He lay on the floor and stretched his limbs out stiffly as though rigor mortis had set in.  He imitated a corpse in every way he could.  He held his breath and thought, “Now this body is dead.  Soon it will be carried stiff to the cremation ground, burnt and reduced to ashes.  But with the death of this body, am I dead?" he asked himself.  "Is the body ‘I’?"

Suddenly, he felt the full force of the "I," totally apart from his body.  "Oh!" he exclaimed' "l am not the body!  I am the spirit that transcends it.  Now I know!  The body dies, but the Spirit that transcends it cannot be touched by death.  That means that I am the deathless Spirit."  Those words flashed through him as living truth that he perceived directly, even without thought.  His "I" was far more real than his body.  In that split instant, his fear of death vanished forever, and his absorption in the Self continued unbroken for the rest of his life.

Fear stems from alienation from the Self or God through false identification with the body.  Death always frightens people who think they are the body.  Yet death never affects the Self.  Disintegration occurs only in the five elements that constitute the gross body-earth (hardness), water (liquidity), fire (heat), air (movement), and ether (space). We step out of these gross elements much as we would step out of a worn-out garment.

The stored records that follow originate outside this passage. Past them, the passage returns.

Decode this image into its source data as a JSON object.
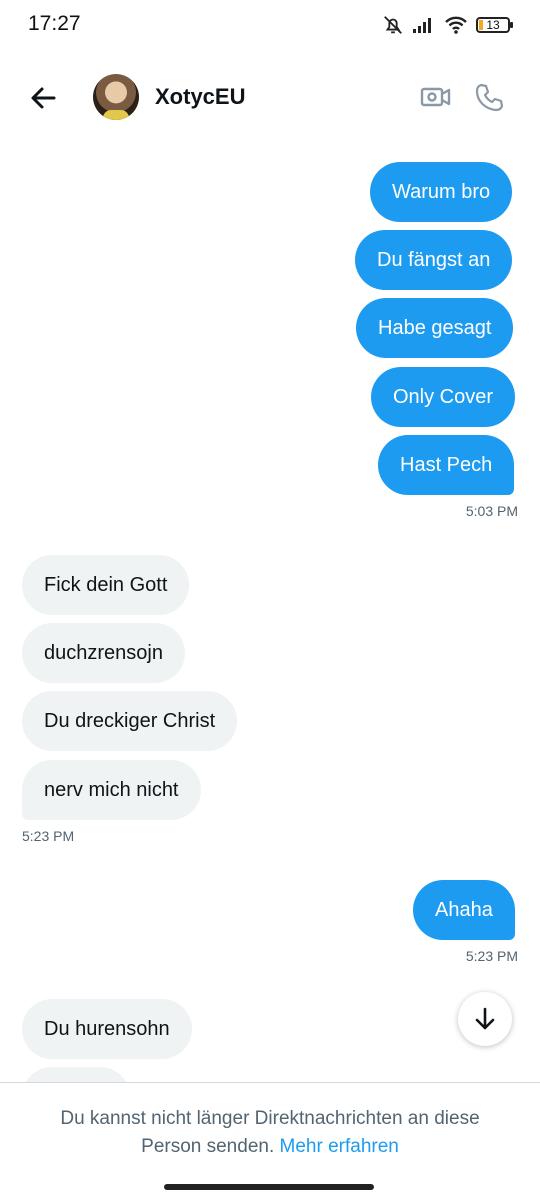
{
  "status_bar": {
    "time": "17:27",
    "battery": "13"
  },
  "header": {
    "contact_name": "XotycEU"
  },
  "messages": [
    {
      "text": "Warum bro"
    },
    {
      "text": "Du fängst an"
    },
    {
      "text": "Habe gesagt"
    },
    {
      "text": "Only Cover"
    },
    {
      "text": "Hast Pech"
    },
    {
      "timestamp": "5:03 PM"
    },
    {
      "text": "Fick dein Gott"
    },
    {
      "text": "duchzrensojn"
    },
    {
      "text": "Du dreckiger Christ"
    },
    {
      "text": "nerv mich nicht"
    },
    {
      "timestamp": "5:23 PM"
    },
    {
      "text": "Ahaha"
    },
    {
      "timestamp": "5:23 PM"
    },
    {
      "text": "Du hurensohn"
    }
  ],
  "footer": {
    "notice": "Du kannst nicht länger Direktnachrichten an diese Person senden.",
    "link": "Mehr erfahren"
  },
  "colors": {
    "accent": "#1d9bf0",
    "incoming_bubble": "#eff3f4"
  }
}
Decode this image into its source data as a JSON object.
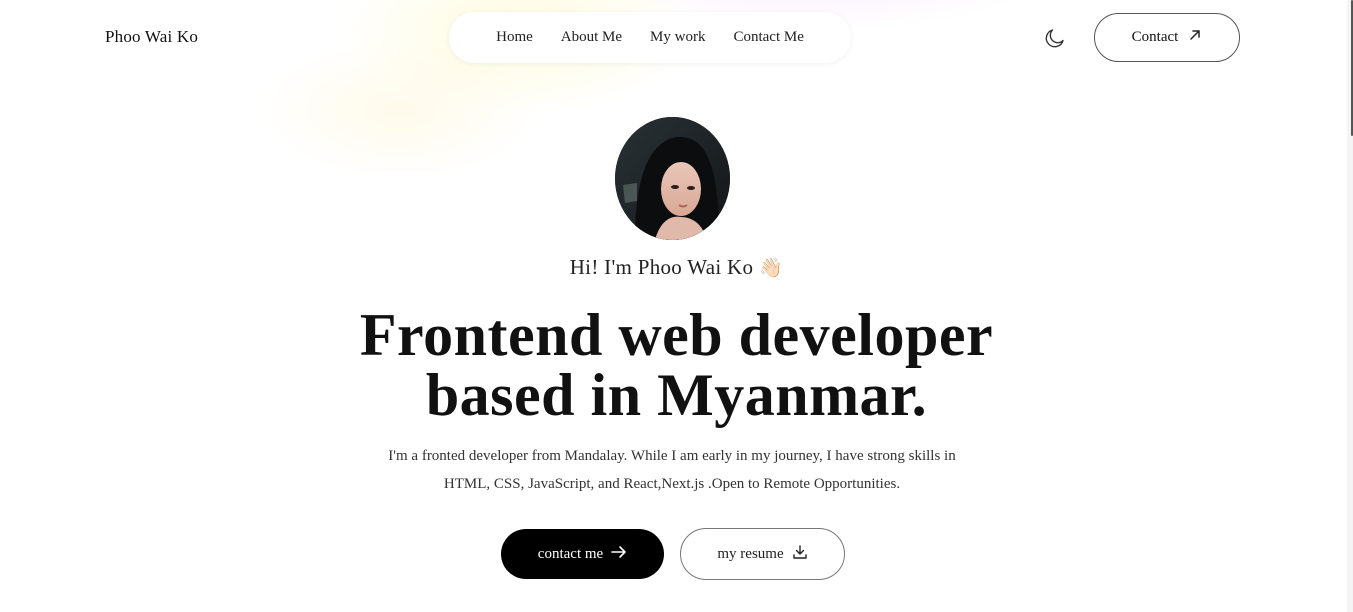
{
  "header": {
    "logo": "Phoo Wai Ko",
    "nav_items": [
      {
        "label": "Home"
      },
      {
        "label": "About Me"
      },
      {
        "label": "My work"
      },
      {
        "label": "Contact Me"
      }
    ],
    "theme_toggle_icon": "moon-icon",
    "contact_button": {
      "label": "Contact",
      "icon": "arrow-up-right-icon"
    }
  },
  "hero": {
    "avatar_icon": "profile-photo",
    "greeting": "Hi! I'm Phoo Wai Ko",
    "greeting_emoji": "👋🏻",
    "headline_line1": "Frontend web developer",
    "headline_line2": "based in Myanmar.",
    "description_line1": "I'm a fronted developer from Mandalay. While I am early in my journey, I have strong skills in",
    "description_line2": "HTML, CSS, JavaScript, and React,Next.js .Open to Remote Opportunities.",
    "primary_button": {
      "label": "contact me",
      "icon": "arrow-right-icon"
    },
    "secondary_button": {
      "label": "my resume",
      "icon": "download-icon"
    }
  },
  "colors": {
    "primary_button_bg": "#000000",
    "text": "#111111",
    "background": "#ffffff"
  }
}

Knowing this intellectually is one thing; experiencing it is another.  I suggest that you begin spiritual practices with daily study and deep reflection on the scripture Self-Knowledge (Atma Bodha) by Sri Adi Shankaracharya, and on the words of Sri Ramana Maharshi.  Invite friends to your home, ones who suffer as you do from the agonizing fear of death, and share the readings with them.  In that way, you will make the best use of the space and time available to you.  When you sense an inner desire to meditate, ask a good yoga teacher for guidance.  Meditation can take you beyond body consciousness.  It can lead you to the experience of yourself as boundless spirit.

Clyde:  I thought that only monks had experience like that.

Darshani:  Anyone who yearns for it, and works for it, can have it.  In the book Cosmic Consciousness Dr. Richard Bucke records transcendental experiences of people like Bacon, Blake, Whitman, Emerson, Thoreau, Swedenborg, Spinoza, and others. They were not monks; yet among their common spiritual experiences were an all-embracing light, the sense of immortality, and an instantaneous loss of fear.

For the fear of death, no antidote has more power than the knowledge of who we really are.